→ Required work
From the listing below, pick out each line with the word "JSON".

→ Source records
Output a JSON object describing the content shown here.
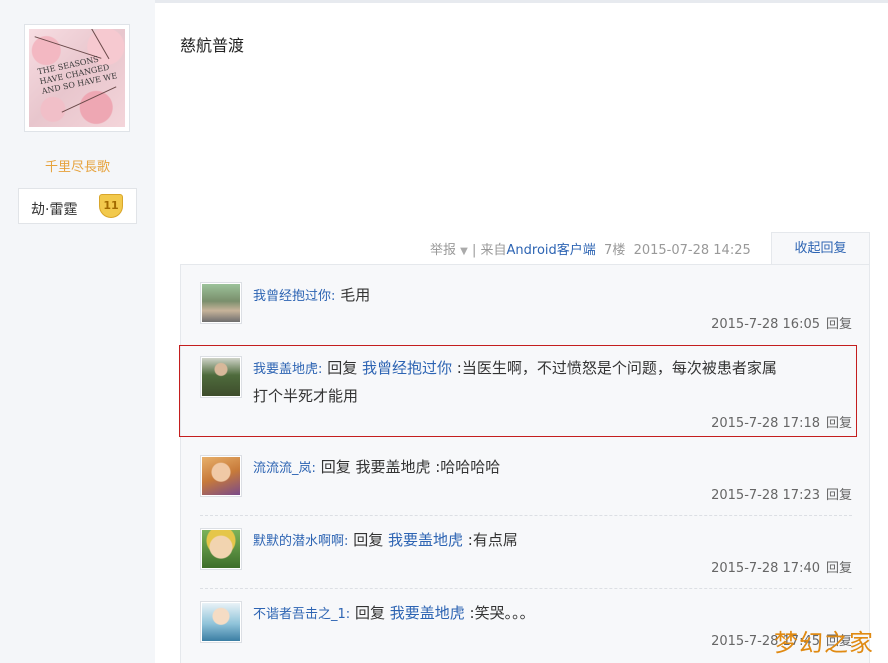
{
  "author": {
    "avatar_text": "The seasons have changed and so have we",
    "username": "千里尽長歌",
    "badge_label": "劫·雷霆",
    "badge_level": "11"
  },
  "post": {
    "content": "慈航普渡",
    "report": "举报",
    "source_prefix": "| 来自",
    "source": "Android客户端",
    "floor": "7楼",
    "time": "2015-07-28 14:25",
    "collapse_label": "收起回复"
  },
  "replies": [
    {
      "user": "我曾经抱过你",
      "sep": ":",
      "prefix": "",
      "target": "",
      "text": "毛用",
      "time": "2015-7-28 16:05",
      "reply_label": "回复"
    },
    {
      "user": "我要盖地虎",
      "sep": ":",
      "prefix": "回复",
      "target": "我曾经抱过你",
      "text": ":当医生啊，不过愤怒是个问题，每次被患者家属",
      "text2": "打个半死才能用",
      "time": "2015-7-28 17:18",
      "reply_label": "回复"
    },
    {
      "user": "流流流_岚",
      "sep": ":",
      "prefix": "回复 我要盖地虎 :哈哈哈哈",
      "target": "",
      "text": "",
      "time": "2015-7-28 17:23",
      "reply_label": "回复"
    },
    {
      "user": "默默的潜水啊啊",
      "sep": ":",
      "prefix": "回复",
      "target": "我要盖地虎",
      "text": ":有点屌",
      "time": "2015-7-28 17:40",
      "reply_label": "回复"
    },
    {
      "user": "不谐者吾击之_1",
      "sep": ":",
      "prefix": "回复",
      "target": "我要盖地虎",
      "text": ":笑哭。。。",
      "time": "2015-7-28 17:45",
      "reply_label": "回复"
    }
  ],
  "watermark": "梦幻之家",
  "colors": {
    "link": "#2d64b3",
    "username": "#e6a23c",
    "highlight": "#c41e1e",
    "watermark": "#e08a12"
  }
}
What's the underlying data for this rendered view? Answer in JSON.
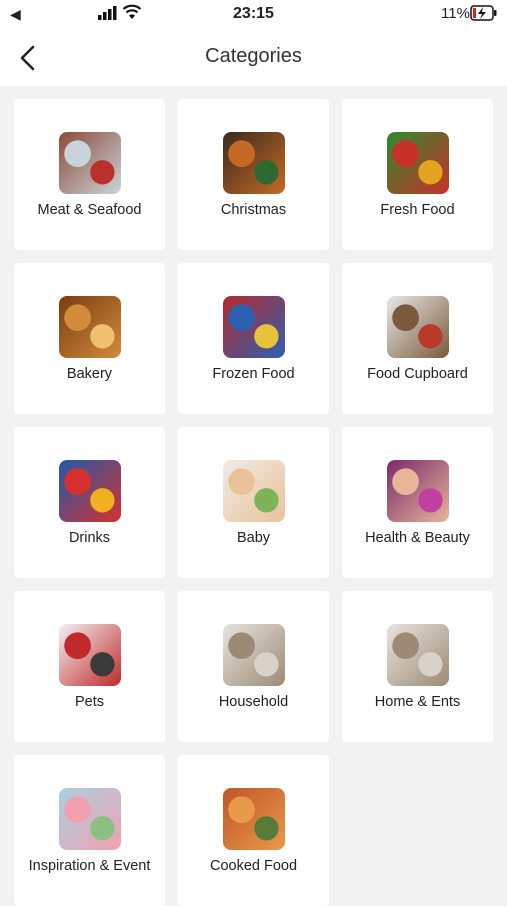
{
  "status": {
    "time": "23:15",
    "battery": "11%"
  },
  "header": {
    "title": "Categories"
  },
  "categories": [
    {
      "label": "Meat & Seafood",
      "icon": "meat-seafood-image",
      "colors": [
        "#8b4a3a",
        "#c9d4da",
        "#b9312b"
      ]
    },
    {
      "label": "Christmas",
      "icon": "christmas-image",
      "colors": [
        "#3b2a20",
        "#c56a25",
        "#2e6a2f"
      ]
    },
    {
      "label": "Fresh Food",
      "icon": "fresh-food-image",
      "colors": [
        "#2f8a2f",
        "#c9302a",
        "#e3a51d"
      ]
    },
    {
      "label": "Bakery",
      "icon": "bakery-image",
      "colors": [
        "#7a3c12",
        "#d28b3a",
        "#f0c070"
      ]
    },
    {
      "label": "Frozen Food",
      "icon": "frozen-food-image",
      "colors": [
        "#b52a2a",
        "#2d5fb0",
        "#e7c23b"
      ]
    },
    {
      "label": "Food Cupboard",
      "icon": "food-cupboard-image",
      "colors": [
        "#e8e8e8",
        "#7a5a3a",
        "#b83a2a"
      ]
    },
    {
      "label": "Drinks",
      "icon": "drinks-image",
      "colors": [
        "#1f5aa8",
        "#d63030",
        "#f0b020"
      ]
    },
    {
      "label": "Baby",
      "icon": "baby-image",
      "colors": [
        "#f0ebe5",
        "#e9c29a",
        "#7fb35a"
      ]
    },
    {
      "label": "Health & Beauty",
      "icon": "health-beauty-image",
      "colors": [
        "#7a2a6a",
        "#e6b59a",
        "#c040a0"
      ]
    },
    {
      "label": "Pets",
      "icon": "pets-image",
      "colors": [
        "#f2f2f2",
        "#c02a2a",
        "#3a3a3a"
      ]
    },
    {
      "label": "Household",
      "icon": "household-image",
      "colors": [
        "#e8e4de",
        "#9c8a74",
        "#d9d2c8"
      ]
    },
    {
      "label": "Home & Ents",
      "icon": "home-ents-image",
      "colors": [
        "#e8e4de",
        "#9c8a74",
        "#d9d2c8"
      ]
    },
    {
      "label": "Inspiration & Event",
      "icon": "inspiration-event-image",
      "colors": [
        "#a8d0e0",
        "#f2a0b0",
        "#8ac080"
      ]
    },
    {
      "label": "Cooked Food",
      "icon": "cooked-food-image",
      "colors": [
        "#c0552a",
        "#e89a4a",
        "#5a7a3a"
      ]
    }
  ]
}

→ Solution below
Output a JSON object describing the content shown here.
What's the underlying data for this rendered view? Answer in JSON.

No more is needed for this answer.